The Treasurers' minutes (at https://www.british-history.ac.uk/cal-treasury-books/vol3/pp1-17) do not record quite so much hoo-hah and only note, sandwiched between resolutions on salaries for the Grooms of the Bedchamber and another mystery budget for Col. Fox, that "the East India Co. and the Navy Commissioners [attend] about the 'Leopard' and 'Convertine'. As to the 'Leopard' they make a dispute: as to the 'Dunkirk' my Lords remit it. In the whole my Lords demand 7,600L." Faced with the usual avalanche of warrants to endorse and problems to resolve, the Treasurers may well have looked on with some impatience as Sam made his dispute with the Company, and seized the moment when the Company men paused to think to gavel it off to the next session. The Leopard, a ship good enough to carry Ambassador Harvey and his retinue to Constantinople, could be expected to have above-average comforts but, post-Diary, it will keep making trouble, surfacing in the State Papers for this year with complaints in London about its expenses, and complaints from its captain (maybe just a troublemaker) about rations that were so bad and stank so much that they nearly caused a mutiny and had to be stored on the deck. The minutes do not record the Duke of York being in attendance. Maybe he "was mighty plain with the Treasurers" in the hallway before they started their session, heads bowed and worrying about being sent to the Tower. HRH in fact only appears in this day's minutes in the passing of a "Warrant, or privy seal if needful, for the remainder due to the Duke of York's rockers and nurses". The Duke has rockers and nurses! Now our Imagination runs wild. We dismiss one vision of York's entourage including a posse of dudes with leather jackers, handlebar moustaches and guitars, and of gals in short white dresses and toting syringes, though his Royal Highness might have enjoyed that (let's keep in view that York is 24 right now, as old as James Dean ever got). Instead we conjure a line of periwigged gentlemen in gold-trimmed liveries, arms half-extended and ready at all hours to receive and soothe the Duke's babies.

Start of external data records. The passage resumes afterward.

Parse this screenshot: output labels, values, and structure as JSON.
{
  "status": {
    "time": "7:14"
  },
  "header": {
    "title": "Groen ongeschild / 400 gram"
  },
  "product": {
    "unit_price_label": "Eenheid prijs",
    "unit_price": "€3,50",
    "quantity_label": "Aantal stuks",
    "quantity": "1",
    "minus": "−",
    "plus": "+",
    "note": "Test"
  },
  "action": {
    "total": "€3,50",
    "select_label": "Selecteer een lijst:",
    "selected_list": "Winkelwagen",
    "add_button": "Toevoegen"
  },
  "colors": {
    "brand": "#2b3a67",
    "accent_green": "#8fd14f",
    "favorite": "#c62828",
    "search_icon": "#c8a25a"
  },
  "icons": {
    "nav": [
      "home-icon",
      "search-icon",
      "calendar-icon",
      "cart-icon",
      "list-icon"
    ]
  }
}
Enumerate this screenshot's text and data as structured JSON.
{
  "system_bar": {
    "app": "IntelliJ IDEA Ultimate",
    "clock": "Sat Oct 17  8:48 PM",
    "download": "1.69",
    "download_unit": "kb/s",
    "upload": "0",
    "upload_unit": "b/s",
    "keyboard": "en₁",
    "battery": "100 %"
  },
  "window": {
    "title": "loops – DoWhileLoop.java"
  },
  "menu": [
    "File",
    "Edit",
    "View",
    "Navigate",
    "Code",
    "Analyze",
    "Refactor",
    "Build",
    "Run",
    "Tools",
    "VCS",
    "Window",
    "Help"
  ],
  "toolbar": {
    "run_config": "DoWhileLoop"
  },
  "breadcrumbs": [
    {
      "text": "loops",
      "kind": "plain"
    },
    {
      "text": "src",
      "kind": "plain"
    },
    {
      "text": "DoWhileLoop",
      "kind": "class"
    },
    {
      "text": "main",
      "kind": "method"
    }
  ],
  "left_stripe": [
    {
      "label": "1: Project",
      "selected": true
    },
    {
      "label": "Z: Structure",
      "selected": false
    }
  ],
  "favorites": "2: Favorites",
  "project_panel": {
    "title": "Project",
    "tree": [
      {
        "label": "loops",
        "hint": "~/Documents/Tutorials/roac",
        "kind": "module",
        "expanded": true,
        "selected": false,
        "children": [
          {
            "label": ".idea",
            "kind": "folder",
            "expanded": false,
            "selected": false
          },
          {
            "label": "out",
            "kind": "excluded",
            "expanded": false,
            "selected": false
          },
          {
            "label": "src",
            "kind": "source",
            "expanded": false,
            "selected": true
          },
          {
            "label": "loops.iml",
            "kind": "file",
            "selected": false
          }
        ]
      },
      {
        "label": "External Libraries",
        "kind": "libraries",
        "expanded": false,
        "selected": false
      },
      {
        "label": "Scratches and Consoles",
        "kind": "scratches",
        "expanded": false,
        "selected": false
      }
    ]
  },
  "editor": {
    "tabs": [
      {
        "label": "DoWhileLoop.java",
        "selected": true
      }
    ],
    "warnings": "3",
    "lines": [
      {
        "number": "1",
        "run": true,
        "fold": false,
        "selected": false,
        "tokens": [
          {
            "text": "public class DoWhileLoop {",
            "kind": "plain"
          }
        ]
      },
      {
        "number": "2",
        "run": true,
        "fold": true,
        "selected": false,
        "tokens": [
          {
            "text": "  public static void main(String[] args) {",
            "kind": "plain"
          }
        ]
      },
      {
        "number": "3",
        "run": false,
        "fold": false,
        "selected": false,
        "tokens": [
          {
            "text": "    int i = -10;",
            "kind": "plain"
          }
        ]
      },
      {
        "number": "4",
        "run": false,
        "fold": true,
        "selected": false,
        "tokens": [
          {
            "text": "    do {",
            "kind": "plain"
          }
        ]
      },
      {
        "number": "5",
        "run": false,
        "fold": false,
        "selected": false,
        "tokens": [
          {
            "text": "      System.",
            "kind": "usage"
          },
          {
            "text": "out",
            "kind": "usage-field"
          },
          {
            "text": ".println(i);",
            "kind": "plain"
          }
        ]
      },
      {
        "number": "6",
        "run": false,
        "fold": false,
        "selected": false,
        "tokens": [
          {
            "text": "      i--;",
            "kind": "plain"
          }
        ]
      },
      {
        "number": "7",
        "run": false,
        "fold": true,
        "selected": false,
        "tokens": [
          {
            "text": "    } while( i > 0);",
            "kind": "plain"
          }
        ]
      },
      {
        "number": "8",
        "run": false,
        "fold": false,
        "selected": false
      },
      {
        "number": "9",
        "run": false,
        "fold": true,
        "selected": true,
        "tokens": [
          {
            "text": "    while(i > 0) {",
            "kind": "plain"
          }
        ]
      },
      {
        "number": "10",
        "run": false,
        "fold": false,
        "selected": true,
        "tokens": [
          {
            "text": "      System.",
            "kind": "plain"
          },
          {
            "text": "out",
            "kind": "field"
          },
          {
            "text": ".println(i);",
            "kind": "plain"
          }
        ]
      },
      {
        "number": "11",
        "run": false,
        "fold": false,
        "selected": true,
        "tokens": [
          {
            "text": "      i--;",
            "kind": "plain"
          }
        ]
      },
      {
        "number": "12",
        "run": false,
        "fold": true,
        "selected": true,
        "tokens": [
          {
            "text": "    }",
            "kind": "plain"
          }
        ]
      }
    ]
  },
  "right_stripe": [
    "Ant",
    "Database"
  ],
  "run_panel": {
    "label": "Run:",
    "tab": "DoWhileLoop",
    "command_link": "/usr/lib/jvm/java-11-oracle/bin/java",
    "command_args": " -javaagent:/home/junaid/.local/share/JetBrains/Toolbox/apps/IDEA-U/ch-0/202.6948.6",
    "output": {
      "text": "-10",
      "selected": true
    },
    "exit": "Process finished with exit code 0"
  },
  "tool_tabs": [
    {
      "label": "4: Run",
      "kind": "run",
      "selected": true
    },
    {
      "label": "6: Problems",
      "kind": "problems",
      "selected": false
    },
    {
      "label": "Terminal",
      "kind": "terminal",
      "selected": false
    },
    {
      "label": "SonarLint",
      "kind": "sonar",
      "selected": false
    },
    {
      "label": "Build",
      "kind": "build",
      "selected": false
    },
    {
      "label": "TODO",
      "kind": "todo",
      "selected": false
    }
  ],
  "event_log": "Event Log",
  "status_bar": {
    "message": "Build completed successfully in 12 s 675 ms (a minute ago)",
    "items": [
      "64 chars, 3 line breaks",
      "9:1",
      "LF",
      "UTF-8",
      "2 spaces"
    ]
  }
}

They think of the privy seal that's coming their way, and wink knowingly at the nurses...